When women are there, their choices are trivialized by the mother, monster and whore narratives, which describe them as non-culpable. By contrast, men’s violence is often characterized as rationally chosen, without emotional motivation. Neither is accurate – both men and women live in a world where their violence is relationally autonomous and dependent upon both emotional and logical motivations (see Sjoberg and Gentry 2009a). Actors have choices in their actions, but they live in a world of interdependence and interhuman relationship – making motivation, engagement and responsibility complex.
In these terms, ‘masculinity is not a gender, it is the norm’ because (often unwittingly) gendered institutions, discourse and research present themselves as gender-neutral or gender-equal (Kronsell 2006: 109; Butler 1990: 19). Those institutions become ‘masculinized’ in their quiet association with masculinities (Bevan and MacKenzie 2012; Duncanson 2009), and that masculinization casts ‘men’ as ‘a generic category’ rather than a classification worthy of investigation (Bevan and MacKenzie 2012; Zalewski and Parpart 2008).

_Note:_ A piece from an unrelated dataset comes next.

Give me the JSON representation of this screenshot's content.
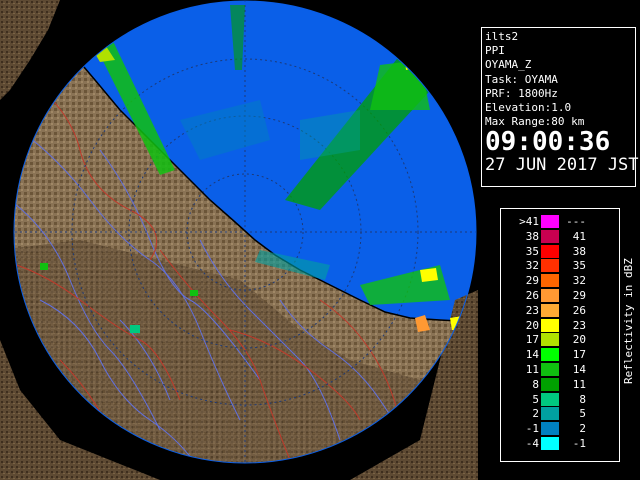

Women from the Loyalist community in Northern Ireland were similarly dismissed – the assumption being that this community was so conservative there was no room or desire to involve women. McEvoy’s (2009) in-depth interviews from within the Loyalist Protestant paramilitaries reveal that women from this background were involved in Northern Ireland’s Troubles by smuggling arms, hiding people, and more. Megan MacKenzie (2009, 2012) looks at women paramilitaries in Sierra Leone; both in their experiences in the conflict and in the ways that they experienced sexed and gendered processes of disarmament, demobilization and reintegration.